“After 60 years, their policies basically failed to … bring trust,” the Dalai Lama told journalists in Geneva, adding that the time has come to carry out a “scientific review of the policies”. (AFP, August 6). “Beijing has not changed its attitude towards Tibet in the wake of last year’s unrest in Tibet and this year’s riots in Xinjiang.”

The Tibetan Prime Minister Samdhong Rinpoche also addressed the conference, which was organized jointly by the International Fellowship of Reconciliation and the Swiss-Tibetan Friendship Association.

The final document of the conference is below:

I. Fundamental Values and Principles

The universal values established by the Universal Declaration of Human Rights, which include freedom, democracy, rule of law, human rights, equality and coexistence of multiple cultures, are the fundamental spiritual values and principles that the conference has followed.

II. The Origin and Nature of the Tibetan Issue
  1. The root cause of the Tibetan issue is not a conflict between the Chinese people and the Tibetan people, but rather the autocratic rule of the People’s Republic of China in Tibet and its cultural genocide in Tibet.
  2. The Beijing government’s claim that ‘Tibet has always been a part of China’ is factually incorrect.
  3. Tibetan culture, religion, language and way of life are on the verge of extinction.
  4. The Tibetan people have been deprived of their fundamental human rights including the rights to national self-determination, political participation and religious belief.
  5. The official media of the Chinese government distorts the nature of the Tibetan issue and incites confrontation between the two peoples.
III. Ways Towards Resolving the Tibetan Issue
  1. Respect the fundamental human rights of the Tibetan people, including the right to political participation and the right of religious freedom and belief.
  2. The resolution of the Tibetan issue is closely related to the democratization of China.
  3. The Chinese people should engage in a critical reflection on Han chauvinism and fully respect Tibetan culture and way of life.
  4. The Chinese government must comply with the principle of the rule of law.
  5. The undeniable right of His Holiness the Dalai Lama to return to his homeland must be respected.
IV. Recommendations to the Tibetan Government in Exile
  1. To establish Sino-Tibetan friendship associations, Sino-Tibetan forums and civil society organizations across the world in order to promote cultural exchange and emotional ties between the two peoples.
  2. To establish a research institute for Chinese and Tibetan scholars to promote the study of Tibetan history and culture for the purpose of recovering historical facts.
  3. To adopt measures to counteract the blockage of information on His Holiness the Dalai Lama and the monopoly on Tibetan issues by the Chinese regime, which would facilitate access to independent information for the Chinese people and the international community.
  4. To create favorable conditions for His Holiness the Dalai Lama to promote his values to the Chinese community as a contribution to the renewal of spiritual values amongst the Chinese people.
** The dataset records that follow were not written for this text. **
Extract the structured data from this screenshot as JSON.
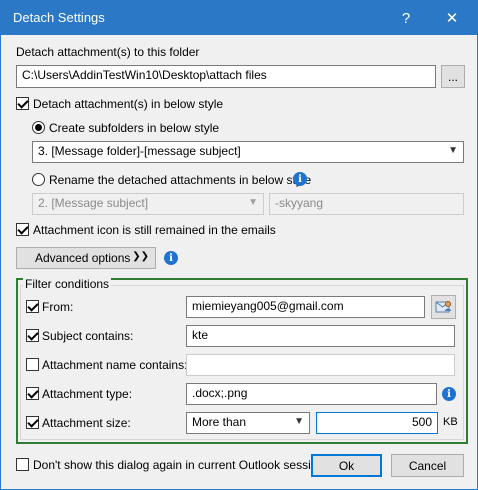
{
  "window": {
    "title": "Detach Settings",
    "help_glyph": "?",
    "close_glyph": "✕"
  },
  "folder": {
    "label": "Detach attachment(s) to this folder",
    "path": "C:\\Users\\AddinTestWin10\\Desktop\\attach files",
    "browse_label": "..."
  },
  "style": {
    "detach_checkbox_label": "Detach attachment(s) in below style",
    "detach_checked": true,
    "subfolder_radio_label": "Create subfolders in below style",
    "subfolder_selected": "3. [Message folder]-[message subject]",
    "rename_radio_label": "Rename the detached attachments in below style",
    "rename_selected": "2. [Message subject]",
    "rename_suffix": "-skyyang"
  },
  "icon_option": {
    "label": "Attachment icon is still remained in the emails",
    "checked": true
  },
  "advanced": {
    "label": "Advanced options",
    "chevron": "❯❯"
  },
  "filter": {
    "title": "Filter conditions",
    "from_label": "From:",
    "from_value": "miemieyang005@gmail.com",
    "subject_label": "Subject contains:",
    "subject_value": "kte",
    "name_label": "Attachment name contains:",
    "name_value": "",
    "type_label": "Attachment type:",
    "type_value": ".docx;.png",
    "size_label": "Attachment size:",
    "size_operator": "More than",
    "size_value": "500",
    "size_unit": "KB"
  },
  "footer": {
    "dont_show_label": "Don't show this dialog again in current Outlook session.",
    "ok_label": "Ok",
    "cancel_label": "Cancel"
  },
  "colors": {
    "titlebar": "#2b78c6",
    "filter_border": "#2e7d32",
    "info_icon": "#1e73d2"
  }
}
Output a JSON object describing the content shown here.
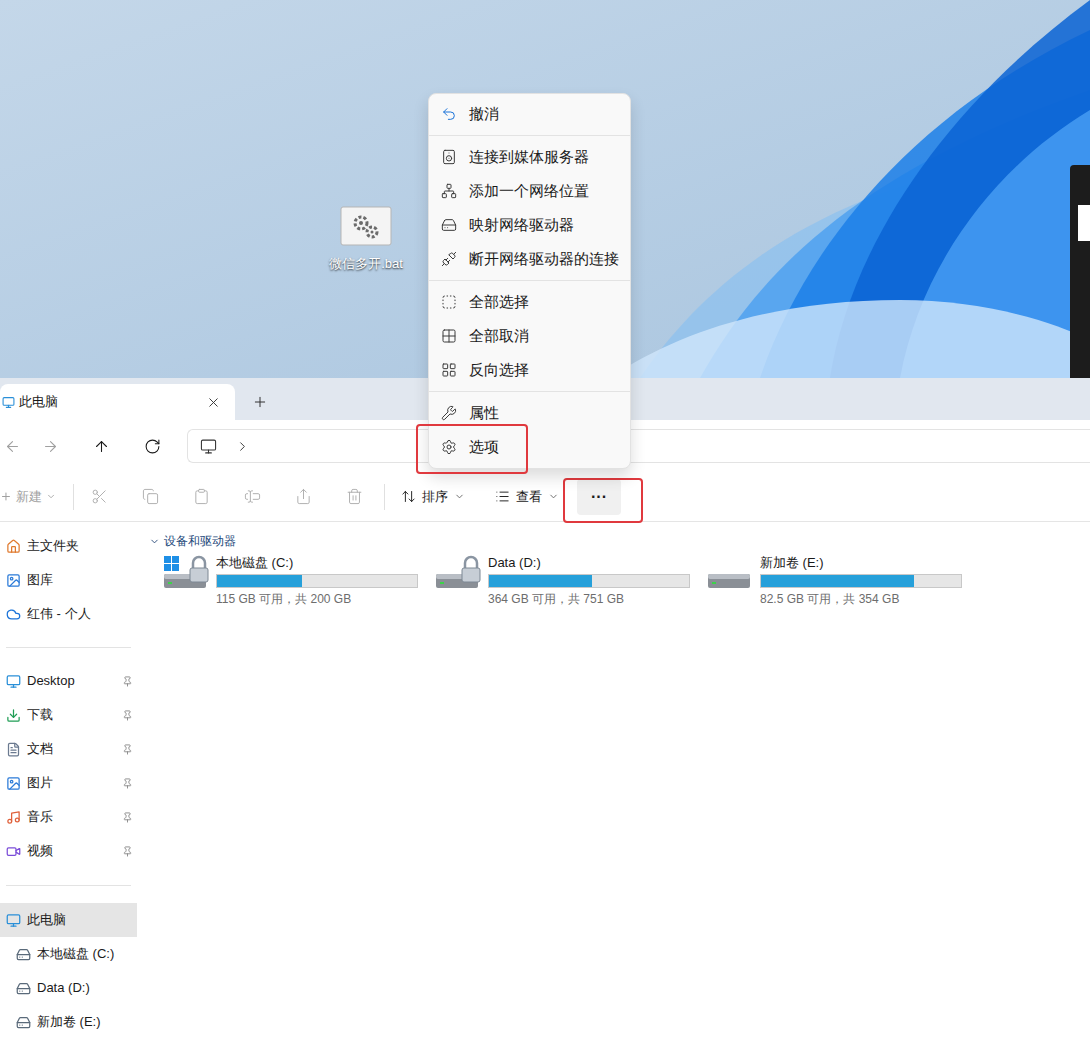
{
  "desktop": {
    "icons": [
      {
        "label": "微信多开.bat"
      }
    ]
  },
  "explorer": {
    "tabs": [
      {
        "label": "此电脑",
        "selected": true
      }
    ],
    "nav": {
      "back": {
        "disabled": true
      },
      "forward": {
        "disabled": true
      },
      "up": {
        "disabled": false
      },
      "refresh": {
        "disabled": false
      }
    },
    "toolbar": {
      "new": {
        "label": "新建",
        "disabled": true
      },
      "actions": [
        {
          "disabled": true
        },
        {
          "disabled": true
        },
        {
          "disabled": true
        },
        {
          "disabled": true
        },
        {
          "disabled": true
        },
        {
          "disabled": true
        }
      ],
      "sort": {
        "label": "排序"
      },
      "view": {
        "label": "查看"
      },
      "more": {
        "label": "···",
        "highlighted": true
      }
    },
    "sidebar": {
      "groups": [
        [
          {
            "label": "主文件夹",
            "pinned": false,
            "selected": false
          },
          {
            "label": "图库",
            "pinned": false,
            "selected": false
          },
          {
            "label": "红伟 - 个人",
            "pinned": false,
            "selected": false
          }
        ],
        [
          {
            "label": "Desktop",
            "pinned": true,
            "selected": false
          },
          {
            "label": "下载",
            "pinned": true,
            "selected": false
          },
          {
            "label": "文档",
            "pinned": true,
            "selected": false
          },
          {
            "label": "图片",
            "pinned": true,
            "selected": false
          },
          {
            "label": "音乐",
            "pinned": true,
            "selected": false
          },
          {
            "label": "视频",
            "pinned": true,
            "selected": false
          }
        ],
        [
          {
            "label": "此电脑",
            "pinned": false,
            "selected": true
          },
          {
            "label": "本地磁盘 (C:)",
            "pinned": false,
            "selected": false
          },
          {
            "label": "Data (D:)",
            "pinned": false,
            "selected": false
          },
          {
            "label": "新加卷 (E:)",
            "pinned": false,
            "selected": false
          }
        ]
      ]
    },
    "section": {
      "title": "设备和驱动器",
      "expanded": true
    },
    "drives": [
      {
        "name": "本地磁盘 (C:)",
        "free": "115 GB 可用，共 200 GB",
        "level": 0.425,
        "system": true,
        "locked": true
      },
      {
        "name": "Data (D:)",
        "free": "364 GB 可用，共 751 GB",
        "level": 0.515,
        "system": false,
        "locked": true
      },
      {
        "name": "新加卷 (E:)",
        "free": "82.5 GB 可用，共 354 GB",
        "level": 0.767,
        "system": false,
        "locked": false
      }
    ]
  },
  "context_menu": {
    "groups": [
      [
        {
          "label": "撤消",
          "highlighted": false
        }
      ],
      [
        {
          "label": "连接到媒体服务器",
          "highlighted": false
        },
        {
          "label": "添加一个网络位置",
          "highlighted": false
        },
        {
          "label": "映射网络驱动器",
          "highlighted": false
        },
        {
          "label": "断开网络驱动器的连接",
          "highlighted": false
        }
      ],
      [
        {
          "label": "全部选择",
          "highlighted": false
        },
        {
          "label": "全部取消",
          "highlighted": false
        },
        {
          "label": "反向选择",
          "highlighted": false
        }
      ],
      [
        {
          "label": "属性",
          "highlighted": false
        },
        {
          "label": "选项",
          "highlighted": true
        }
      ]
    ]
  }
}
The common wish of this Sino-Tibetan conference is for the Tibetan people to regain freedom and to prevent the extinction of Tibetan culture. We share a fundamental belief: freedom is the highest value; Tibetan culture is a precious treasure among the many cultures of humanity. Without freedom for Tibet, there will be no freedom for China. The extinction of Tibetan culture would not only be a tragedy for the Tibetan people, but would be a disgrace for the Chinese people and an irreplaceable loss for the whole of humanity.

Participants of the Geneva Sino-Tibetan Conference 8 August 2009
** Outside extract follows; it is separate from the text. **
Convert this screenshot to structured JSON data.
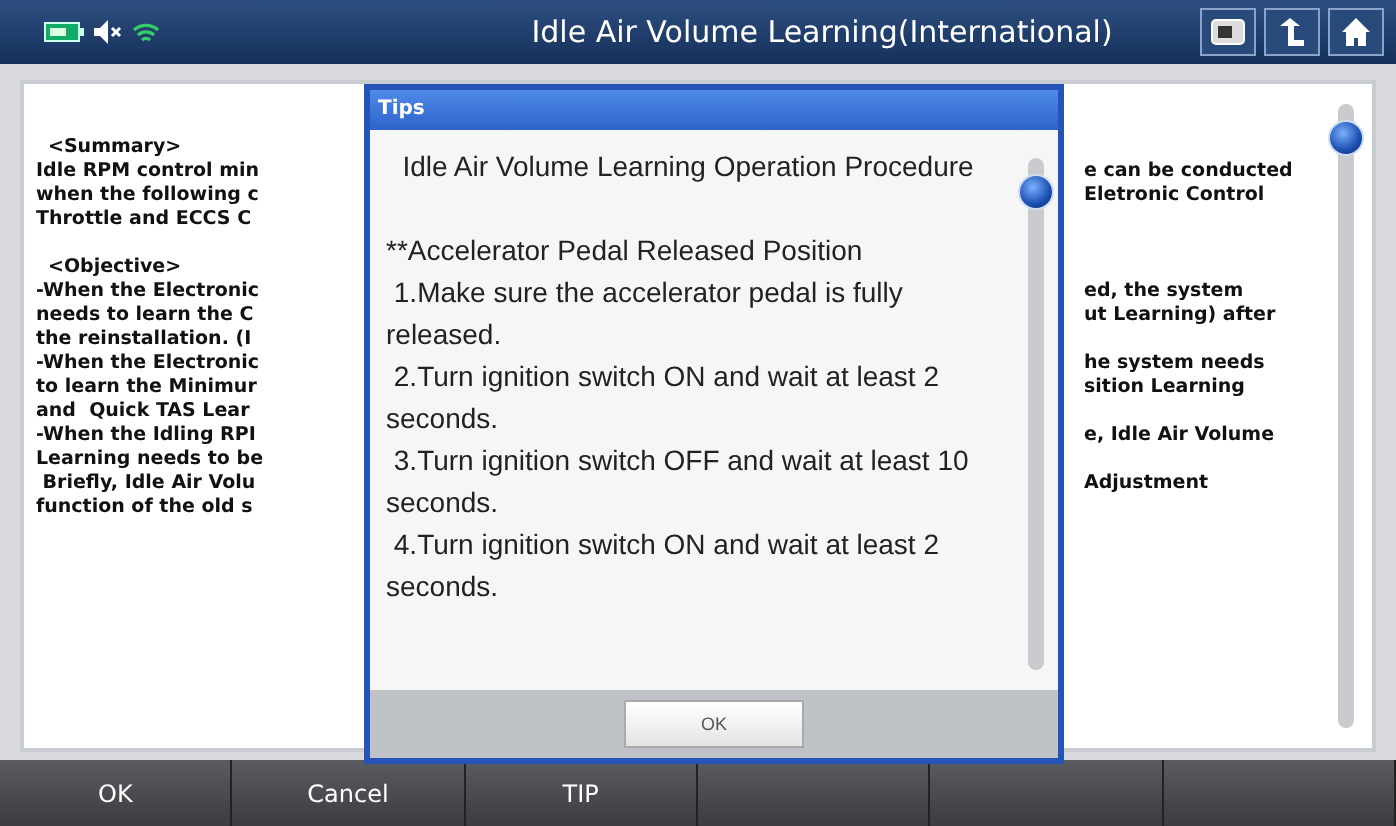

A full documentation of the conference is available at:

[1] This document has been translated into English from the Chinese original. In case of any discrepancies, the Chinese original is the final and authoritative document.